Angry Birds: The Success Story
Last week, I had the opportunity of attending two events that really showcased the popularity of a once-simple mobile app known as Angry Birds. The first event was a Developers Forum organized by Cradle and Nokia, whilst the second was a world record attempt organized by Nokia the very next day.
Flying all the way from Finland specifically for both events was Ville Heijari, Vice President of Franchise Development at Rovio Mobile. Officially known as the Bird Whisperer (It says so on his name card), Ville was kind enough to share the success story of Angry Birds, and I believe what he had said would be really useful to technopreneurs, which lead me to write this here blogpost.
At the Developers Forum, Ville began by saying that developing Angry Birds was a tough task. It all began when a Senior Game Designer at Rovio named Jaakko Iisalo showed the team sketches of the birds. Taking inspiration from the swine flu epidemic that was a grave concern at that time, they decided to make the pigs the bad guys. Though they had a clear idea on the concept, it was a hard thing to pitch, as a game that consists of swinging birds that could not fly at pigs, was definitely something hard to sell.
“The trick is to find the right distribution channel for your product,” Ville said. “It’s also a must to spend some time developing your product. We spent just over a year developing Angry Birds.” He then moved on to explain the significance of marketing, where he said that as good a game that you have, it won’t sell itself. Without marketing, people won’t know about your product. With Angry Birds now very polished, Rovio decided to take a risk and spend a lot on advertising the game on the Apple App Store. It was a gamble that paid off.

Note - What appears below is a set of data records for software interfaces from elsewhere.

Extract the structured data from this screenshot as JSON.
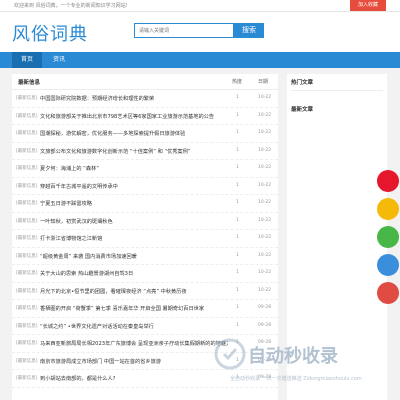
{
  "topbar": {
    "welcome": "欢迎来到 风俗词典，一个专业的新闻知识学习网站!",
    "favorite_label": "加入收藏"
  },
  "header": {
    "logo": "风俗词典",
    "search_placeholder": "请输入关键词",
    "search_button": "搜索"
  },
  "nav": [
    {
      "label": "首页"
    },
    {
      "label": "资讯"
    }
  ],
  "list": {
    "title": "最新信息",
    "col_views": "热度",
    "col_date": "日期",
    "rows": [
      {
        "tag": "[最新信息]",
        "title": "中国国际研究院数据：预期经济增长和理性的繁荣",
        "views": "1",
        "date": "10-22"
      },
      {
        "tag": "[最新信息]",
        "title": "文化和旅游部关于推出北京市798艺术区等6家国家工业旅游示范基地的公告",
        "views": "1",
        "date": "10-22"
      },
      {
        "tag": "[最新信息]",
        "title": "国潮探秘，游优解密，优化服务——多地探索提升假日旅游体验",
        "views": "1",
        "date": "10-22"
      },
      {
        "tag": "[最新信息]",
        "title": "文旅部公布文化和旅游数字化创新示范 “十佳案例” 和 “优秀案例”",
        "views": "1",
        "date": "10-22"
      },
      {
        "tag": "[最新信息]",
        "title": "夏夕何：海浦上的 “森林”",
        "views": "1",
        "date": "10-22"
      },
      {
        "tag": "[最新信息]",
        "title": "穿越百千年古城平遥的文明传承中",
        "views": "1",
        "date": "10-22"
      },
      {
        "tag": "[最新信息]",
        "title": "宁夏五日游不踩雷攻略",
        "views": "1",
        "date": "10-22"
      },
      {
        "tag": "[最新信息]",
        "title": "一叶知秋，初赏武汉的斑斓秋色",
        "views": "1",
        "date": "10-22"
      },
      {
        "tag": "[最新信息]",
        "title": "打卡浙江省博物馆之江新馆",
        "views": "1",
        "date": "10-22"
      },
      {
        "tag": "[最新信息]",
        "title": "“超级黄金周” 来袭 国内消费市场加速回暖",
        "views": "1",
        "date": "10-22"
      },
      {
        "tag": "[最新信息]",
        "title": "关于大山的思索 热山趣景游湖州自驾3日",
        "views": "1",
        "date": "10-22"
      },
      {
        "tag": "[最新信息]",
        "title": "月光下的北京•恒节里的团圆，看璀璨夜经济 “点亮” 中秋黄历夜",
        "views": "1",
        "date": "10-22"
      },
      {
        "tag": "[最新信息]",
        "title": "香栖图的开启 “荷蟹季” 第七季 喜乐嘉年华 开启全国 暑期奇幻百日世家",
        "views": "1",
        "date": "09-28"
      },
      {
        "tag": "[最新信息]",
        "title": "“长城之约” •世界文化遗产对话活动在秦皇岛举行",
        "views": "1",
        "date": "09-28"
      },
      {
        "tag": "[最新信息]",
        "title": "马来西亚新旅局局长相2023年广东旅博会 呈现亚洲亲子疗动长集假期新的的地魅力",
        "views": "1",
        "date": "09-28"
      },
      {
        "tag": "[最新信息]",
        "title": "南京市旅游局成立市场部门 中国一站在首的省乡旅游",
        "views": "1",
        "date": "09-28"
      },
      {
        "tag": "[最新信息]",
        "title": "到小胡站去南部的，都是什么人?",
        "views": "1",
        "date": "09-28"
      }
    ]
  },
  "sidebar": {
    "hot_title": "热门文章",
    "latest_title": "最新文章"
  },
  "float_buttons": [
    {
      "icon": "weibo-icon",
      "color": "#e6162d"
    },
    {
      "icon": "qzone-icon",
      "color": "#f5b90a"
    },
    {
      "icon": "wechat-icon",
      "color": "#47b748"
    },
    {
      "icon": "qq-icon",
      "color": "#3b8edb"
    },
    {
      "icon": "arrow-up-icon",
      "color": "#e04b44"
    }
  ],
  "watermark": {
    "text": "自动秒收录",
    "subtitle": "全自动秒收录 一次一次赠送推送 Zidongmiaoshoulu.com"
  },
  "colors": {
    "accent": "#2a8ad4",
    "nav_active": "#1a6fb0",
    "favorite": "#e74c3c"
  }
}
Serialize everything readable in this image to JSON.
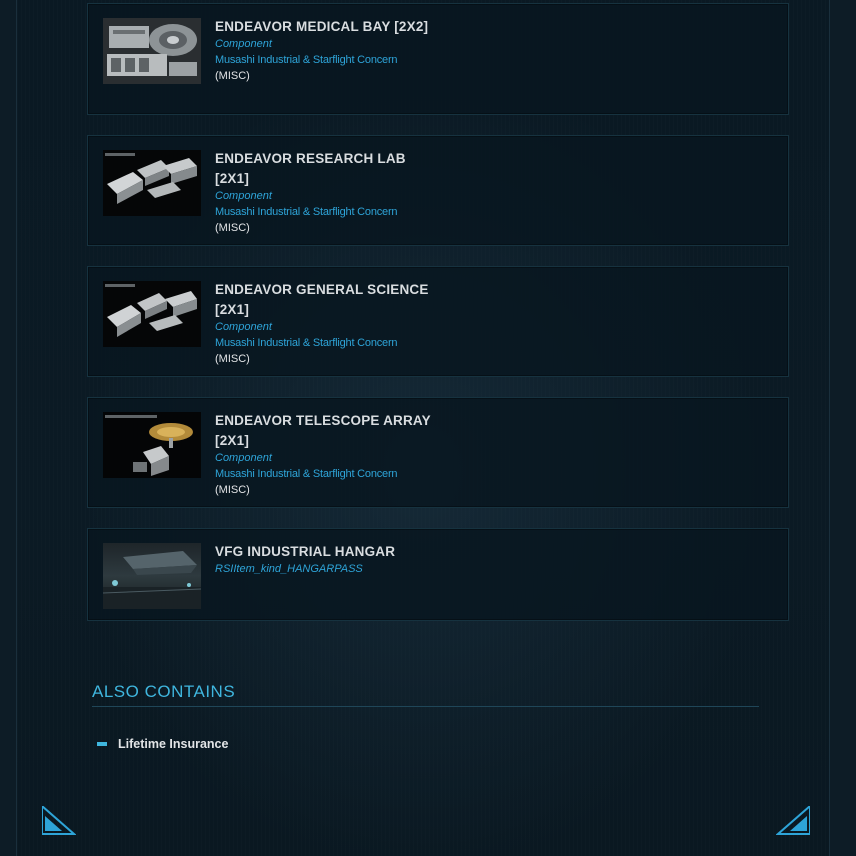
{
  "items": [
    {
      "title": "ENDEAVOR MEDICAL BAY [2X2]",
      "kind": "Component",
      "maker": "Musashi Industrial & Starflight Concern",
      "category": "(MISC)",
      "thumb_icon": "medical-bay-image"
    },
    {
      "title": "ENDEAVOR RESEARCH LAB [2X1]",
      "kind": "Component",
      "maker": "Musashi Industrial & Starflight Concern",
      "category": "(MISC)",
      "thumb_icon": "research-lab-image"
    },
    {
      "title": "ENDEAVOR GENERAL SCIENCE [2X1]",
      "kind": "Component",
      "maker": "Musashi Industrial & Starflight Concern",
      "category": "(MISC)",
      "thumb_icon": "general-science-image"
    },
    {
      "title": "ENDEAVOR TELESCOPE ARRAY [2X1]",
      "kind": "Component",
      "maker": "Musashi Industrial & Starflight Concern",
      "category": "(MISC)",
      "thumb_icon": "telescope-array-image"
    },
    {
      "title": "VFG INDUSTRIAL HANGAR",
      "kind": "RSIItem_kind_HANGARPASS",
      "thumb_icon": "hangar-image"
    }
  ],
  "also_contains": {
    "heading": "ALSO CONTAINS",
    "items": [
      "Lifetime Insurance"
    ]
  },
  "colors": {
    "accent": "#3fb6de",
    "link": "#2ea4d8",
    "background": "#0b1a24",
    "card_border": "#16323f"
  }
}
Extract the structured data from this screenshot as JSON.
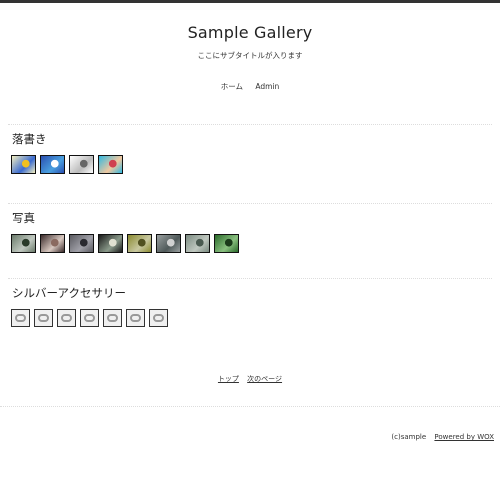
{
  "site": {
    "title": "Sample Gallery",
    "subtitle": "ここにサブタイトルが入ります"
  },
  "nav": {
    "items": [
      {
        "label": "ホーム"
      },
      {
        "label": "Admin"
      }
    ]
  },
  "sections": [
    {
      "title": "落書き",
      "thumbs": [
        {
          "colors": [
            "#f5f0c0",
            "#3a6bd0",
            "#f0c020"
          ]
        },
        {
          "colors": [
            "#2a4fb0",
            "#4aa0e0",
            "#ffffff"
          ]
        },
        {
          "colors": [
            "#ffffff",
            "#bbbbbb",
            "#666666"
          ]
        },
        {
          "colors": [
            "#30b8e0",
            "#f0c8a0",
            "#d04050"
          ]
        }
      ]
    },
    {
      "title": "写真",
      "thumbs": [
        {
          "colors": [
            "#6a7a6a",
            "#c0c8c0",
            "#2a3a2a"
          ]
        },
        {
          "colors": [
            "#3a2a2a",
            "#d8c8c0",
            "#8a6a60"
          ]
        },
        {
          "colors": [
            "#5a5a60",
            "#a0a0a8",
            "#2a2a30"
          ]
        },
        {
          "colors": [
            "#1a1a1a",
            "#8a9a8a",
            "#e0e0d0"
          ]
        },
        {
          "colors": [
            "#8a8a30",
            "#c8c8a0",
            "#505020"
          ]
        },
        {
          "colors": [
            "#9aa0a0",
            "#505a5a",
            "#d0d0d0"
          ]
        },
        {
          "colors": [
            "#7a8a80",
            "#c0c8c0",
            "#4a5a50"
          ]
        },
        {
          "colors": [
            "#2a6a2a",
            "#8ac080",
            "#1a3a1a"
          ]
        }
      ]
    },
    {
      "title": "シルバーアクセサリー",
      "thumbs": [
        {},
        {},
        {},
        {},
        {},
        {},
        {}
      ]
    }
  ],
  "pager": {
    "top": "トップ",
    "next": "次のページ"
  },
  "footer": {
    "copyright": "(c)sample",
    "powered": "Powered by WOX"
  }
}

Ville then said that another important thing needed to create a successful mobile game would be to have identifiable characters – characters that are simple, yet relatable to the audience. Angry Birds has become successful because the characters featured in the game showcase emotions. The birds are angry because the pigs have stolen their eggs, and that’s probably something everyone can relate to on different levels. Ville ended his talk by saying that a product should also ‘appeal to an international audience, and while having a bit of local flair gives the game its own personality, too much will make audiences confused and decrease its overall appeal.’
The next day, Ville was also present at Nokia’s World’s Largest Angry Birds Playground, where Nokia successfully organized and obtained a Guinness World Records certificate for having the most people playing a mobile phone game relay on a single device. There, he spoke to us about some upcoming projects currently being planned at Rovio Mobile. One of the most anticipated things would be the possibility of an Angry Birds animated film. This is ‘highly likely’ he said, because Rovio has recently acquired an animation studio named Kombo, and this is right up their alley. He also said that there will be an Angry Birds cookbook featuring lots of creative ways to cook eggs. Here's a cinematic trailer of Angry Birds:
One of the phrases that he emphasized on both days, and one that I really agree with, is to ‘take an idea as far as possible.’ From a small Finnish game development company to one of the most recognized companies in the mobile apps world, Rovio managed to achieve success because of their willingness to take an already successful product and continue to refine it to make it better. The development of Angry Birds is truly something we can all learn something from.
If you’re a technopreneur or someone raring to create a mobile app, you could approach Cradle Fund Sdn Bhd, a company that provides funds for tech-related ventures. It is a subsidiary of Malaysian Venture Capital Management Sdn Bhd, and is officially backed up by the Ministry of Finance. Their website can be found at www.cradle.com.my.
Some other facts about Angry Birds:
- As of May 2011, Angry Birds has been downloaded more than 200 million times (across all platforms and game versions).
- The free version of Angry Birds has in-game ads and contributes roughly US$1 million of revenue for Rovio.
- Angry Birds is also available on the Sony PSP and PS3, PC, and Mac. Ports for other platforms including the Xbox 360, Wii, and 3DS are also planned. A Windows Phone 7 version will be released at the end of June.
Bryan Chan / Freelance Writer
A guy who really needs to go on a diet, loves to laugh and gets high on life. He loves gaming and wishes he could drive the way he does in video games. He also loves photography but needs a hell of a lot more practice to be good at it.